Earlier this week, it was brought to the attention of the executive of the Arts and Science Students’ Union (ASSU) that a large banner associated with the group Canadian Association for Equality was prominently hung in the Sidney Smith Hall lobby. ASSU does not control what goes up in the lobby nor who uses the space as it falls under the jurisdiction of the Faculty of Arts and Science.

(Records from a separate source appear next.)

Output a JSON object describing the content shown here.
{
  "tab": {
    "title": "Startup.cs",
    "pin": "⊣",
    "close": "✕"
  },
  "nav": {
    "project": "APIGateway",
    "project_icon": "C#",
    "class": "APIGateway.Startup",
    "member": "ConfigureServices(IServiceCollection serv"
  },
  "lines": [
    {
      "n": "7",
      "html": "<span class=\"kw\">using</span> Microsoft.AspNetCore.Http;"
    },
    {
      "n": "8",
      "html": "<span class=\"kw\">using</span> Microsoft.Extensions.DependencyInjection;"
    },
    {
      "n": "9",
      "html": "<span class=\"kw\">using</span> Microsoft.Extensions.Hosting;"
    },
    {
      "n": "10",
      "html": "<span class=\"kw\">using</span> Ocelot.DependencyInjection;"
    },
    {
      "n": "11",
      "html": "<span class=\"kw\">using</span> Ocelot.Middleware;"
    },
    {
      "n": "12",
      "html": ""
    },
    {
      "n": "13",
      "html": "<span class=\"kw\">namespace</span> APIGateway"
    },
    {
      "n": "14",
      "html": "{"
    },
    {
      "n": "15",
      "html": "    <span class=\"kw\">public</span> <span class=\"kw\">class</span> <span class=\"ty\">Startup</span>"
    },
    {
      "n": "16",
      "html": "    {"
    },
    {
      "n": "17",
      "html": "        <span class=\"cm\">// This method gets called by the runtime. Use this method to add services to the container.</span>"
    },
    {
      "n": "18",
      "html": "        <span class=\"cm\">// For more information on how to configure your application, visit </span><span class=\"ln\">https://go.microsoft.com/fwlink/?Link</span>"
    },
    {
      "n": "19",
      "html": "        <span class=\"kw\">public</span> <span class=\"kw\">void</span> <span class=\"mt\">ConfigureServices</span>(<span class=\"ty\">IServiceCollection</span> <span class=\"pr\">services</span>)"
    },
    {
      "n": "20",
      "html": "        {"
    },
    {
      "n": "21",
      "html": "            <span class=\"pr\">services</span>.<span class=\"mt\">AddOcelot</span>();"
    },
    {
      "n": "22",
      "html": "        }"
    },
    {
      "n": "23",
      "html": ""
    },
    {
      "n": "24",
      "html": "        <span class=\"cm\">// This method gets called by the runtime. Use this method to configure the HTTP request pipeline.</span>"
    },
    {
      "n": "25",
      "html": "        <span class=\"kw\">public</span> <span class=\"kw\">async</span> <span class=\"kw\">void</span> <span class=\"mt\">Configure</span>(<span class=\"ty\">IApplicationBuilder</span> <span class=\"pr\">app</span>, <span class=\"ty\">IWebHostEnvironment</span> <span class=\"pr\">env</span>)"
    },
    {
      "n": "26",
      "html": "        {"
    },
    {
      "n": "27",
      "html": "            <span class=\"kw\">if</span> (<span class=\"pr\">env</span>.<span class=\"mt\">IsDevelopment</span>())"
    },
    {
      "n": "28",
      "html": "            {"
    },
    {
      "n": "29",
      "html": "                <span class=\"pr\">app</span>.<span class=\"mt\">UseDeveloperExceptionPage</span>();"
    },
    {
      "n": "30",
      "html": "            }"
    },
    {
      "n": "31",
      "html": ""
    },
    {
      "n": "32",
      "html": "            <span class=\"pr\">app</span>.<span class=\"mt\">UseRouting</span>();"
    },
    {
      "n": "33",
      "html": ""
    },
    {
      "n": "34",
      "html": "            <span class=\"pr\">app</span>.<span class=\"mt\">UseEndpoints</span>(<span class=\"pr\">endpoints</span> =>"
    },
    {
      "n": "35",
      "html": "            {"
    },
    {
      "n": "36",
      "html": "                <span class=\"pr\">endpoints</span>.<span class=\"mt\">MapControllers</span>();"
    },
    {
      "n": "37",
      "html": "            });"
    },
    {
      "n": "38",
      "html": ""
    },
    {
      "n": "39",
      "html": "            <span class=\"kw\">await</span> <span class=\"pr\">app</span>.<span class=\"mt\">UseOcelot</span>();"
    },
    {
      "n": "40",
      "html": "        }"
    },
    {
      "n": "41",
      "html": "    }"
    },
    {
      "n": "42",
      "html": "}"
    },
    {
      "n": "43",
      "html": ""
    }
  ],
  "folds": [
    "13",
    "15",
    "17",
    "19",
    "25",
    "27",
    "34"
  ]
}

This banner is currently allowed to be displayed because CAFE operates on the U of T campus under the guise of a student group called “Men’s Issues Awareness at University of Toronto”. While the names of these groups may seem to imply that their goals include equality and engaging in public discourse, this is not the case. CAFE has in the past invited speakers who have denied the impact of rape culture, over-exaggerated the rate of false-allegations made by female victims of sexual assault, engaged in transphobic and misogynistic rhetoric and questioned the very existence of the patriarchy. Broadly, the Men’s Rights movement claims that feminism has gone beyond improving the position of women in society, suggesting that feminists are part of a system which actively oppresses men. It has become clear that these groups use talks about legitimate issues facing male-identified members of our society as a means of legitimizing their sexist ideology.
CAFE and its affiliate on campus have been linked to a Texas based website called “A Voice for Men” (AVfM) that has actively targeted and harassed female members of the University of Toronto community, posting photos of them online along with threatening and derogatory comments. The well respected Southern Poverty Law Center has called out AVfM for misogyny and threats, overt and implicit, of violence. When these groups are allowed to circulate their hateful materials on our campus, our peers are exposed to triggering and violent rhetoric.

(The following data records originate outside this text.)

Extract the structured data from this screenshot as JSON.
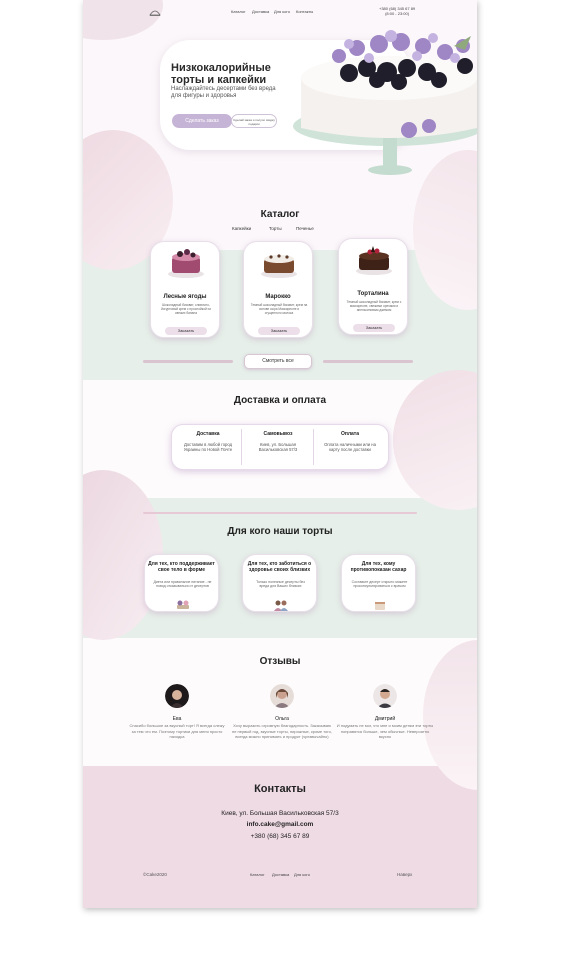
{
  "header": {
    "nav": [
      "Каталог",
      "Доставка",
      "Для кого",
      "Контакты"
    ],
    "phone": "+380 (68) 345 67 89",
    "hours": "(8:00 - 23:00)"
  },
  "hero": {
    "title_line1": "Низкокалорийные",
    "title_line2": "торты и капкейки",
    "subtitle": "Наслаждайтесь десертами без вреда для фигуры и здоровья",
    "order_button": "Сделать заказ",
    "order_note": "Сделай заказ и получи скидку подарок"
  },
  "catalog": {
    "title": "Каталог",
    "tabs": [
      "Капкейки",
      "Торты",
      "Печенье"
    ],
    "items": [
      {
        "name": "Лесные ягоды",
        "desc": "Шоколадный бисквит, сливочно-йогуртовый крем с прослойкой из свежих банана",
        "button": "Заказать"
      },
      {
        "name": "Марокко",
        "desc": "Темный шоколадный бисквит, крем на основе сыра Маскарпоне и сгущенного молока",
        "button": "Заказать"
      },
      {
        "name": "Торталина",
        "desc": "Темный шоколадный бисквит, крем с маскарпоне, свежими орехами и апельсиновым джемом",
        "button": "Заказать"
      }
    ],
    "see_all": "Смотреть все"
  },
  "delivery": {
    "title": "Доставка и оплата",
    "columns": [
      {
        "title": "Доставка",
        "text": "Доставим в любой город Украины по Новой Почте"
      },
      {
        "title": "Самовывоз",
        "text": "Киев, ул. Большая Васильковская 57/3"
      },
      {
        "title": "Оплата",
        "text": "Оплата наличными или на карту после доставки"
      }
    ]
  },
  "audience": {
    "title": "Для кого наши торты",
    "cards": [
      {
        "title": "Для тех, кто поддерживает свое тело в форме",
        "text": "Диета или правильное питание - не повод отказываться от десертов"
      },
      {
        "title": "Для тех, кто заботиться о здоровье своих близких",
        "text": "Только полезные десерты без вреда для Ваших близких"
      },
      {
        "title": "Для тех, кому противопоказан сахар",
        "text": "Составьте десерт открыто можете проконсультироваться с врачом"
      }
    ]
  },
  "reviews": {
    "title": "Отзывы",
    "items": [
      {
        "name": "Ева",
        "text": "Спасибо большое за вкусный торт! Я всегда слежу за тем что ем. Поэтому тортики для меня просто находка"
      },
      {
        "name": "Ольга",
        "text": "Хочу выразить огромную благодарность. Заказываю не первый год, вкусные торты, пирожные, кроме того, всегда можно принимать и продукт (чрезвычайно)"
      },
      {
        "name": "Дмитрий",
        "text": "И подумать не мог, что мне и моим детям эти торты понравятся больше, чем обычные. Невероятно вкусно"
      }
    ]
  },
  "contacts": {
    "title": "Контакты",
    "address": "Киев, ул. Большая Васильковская 57/3",
    "email": "info.cake@gmail.com",
    "phone": "+380 (68) 345 67 89"
  },
  "footer": {
    "copyright": "©Cake2020",
    "links": [
      "Каталог",
      "Доставка",
      "Для кого"
    ],
    "up": "Наверх"
  },
  "colors": {
    "accent": "#c6b4d6",
    "pink_blob": "#efdde3",
    "mint": "#e5efe9",
    "contacts_bg": "#eed9e2"
  }
}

In recognizing students’ diversity of lived experience, ASSU is committed to supporting our members in addressing the systemic oppression they face –including sexism. While universities play an important role as sites of societal critique and free speech, we must strive to ensure that they are safe(r) spaces for all members of the university community. Issues facing men and boys, and critiques of feminist theory and feminist praxis are important topics that should be debated openly, but this discourse must not be allowed to devolve into hateful and threatening rhetoric.

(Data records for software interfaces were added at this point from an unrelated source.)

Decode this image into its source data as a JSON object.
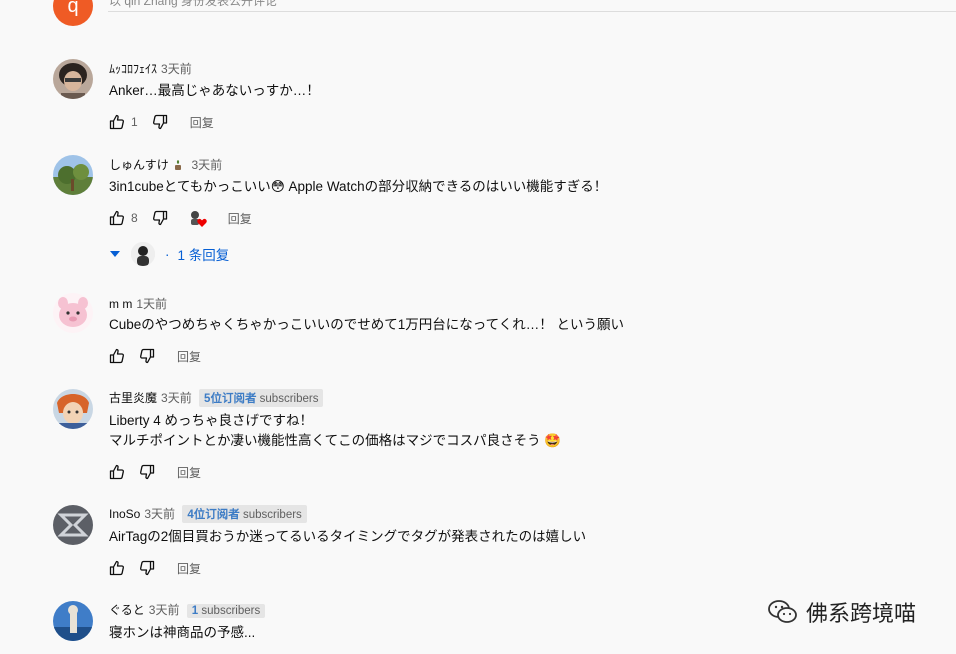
{
  "top": {
    "avatar_letter": "q",
    "hint": "以 qin Zhang 身份发表公开评论"
  },
  "reply_label": "回复",
  "comments": [
    {
      "author": "ﾑｯｺﾛﾌｪｲｽ",
      "time": "3天前",
      "text": "Anker…最高じゃあないっすか…！",
      "likes": "1"
    },
    {
      "author": "しゅんすけ",
      "author_icon": "potted-plant-icon",
      "time": "3天前",
      "text": "3in1cubeとてもかっこいい😳 Apple Watchの部分収納できるのはいい機能すぎる！",
      "likes": "8",
      "replies_label": "1 条回复"
    },
    {
      "author": "m m",
      "time": "1天前",
      "text": "Cubeのやつめちゃくちゃかっこいいのでせめて1万円台になってくれ…！ という願い"
    },
    {
      "author": "古里炎魔",
      "time": "3天前",
      "badge_num": "5位订阅者",
      "badge_word": "subscribers",
      "text_lines": [
        "Liberty 4 めっちゃ良さげですね！",
        "マルチポイントとか凄い機能性高くてこの価格はマジでコスパ良さそう 🤩"
      ]
    },
    {
      "author": "InoSo",
      "time": "3天前",
      "badge_num": "4位订阅者",
      "badge_word": "subscribers",
      "text": "AirTagの2個目買おうか迷ってるいるタイミングでタグが発表されたのは嬉しい"
    },
    {
      "author": "ぐると",
      "time": "3天前",
      "badge_num": "1",
      "badge_word": "subscribers",
      "text": "寝ホンは神商品の予感..."
    }
  ],
  "watermark": "佛系跨境喵"
}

We must not forget that the horrible massacre at École Polytechnique de Montreal a mere twenty-five years ago was perpetrated by an individual espousing an anti-feminist logic. We cannot forget that women are harassed, sexually assaulted and raped on our campuses. We cannot ignore this group’s complicity in the victimization of women here – on our campus.
The University of Toronto is our home. The ASSU executive calls on the administration to reconsider the policies which allow groups to circulate such material, with the aim of ensuring that all community members feel safe.
– The ASSU Executive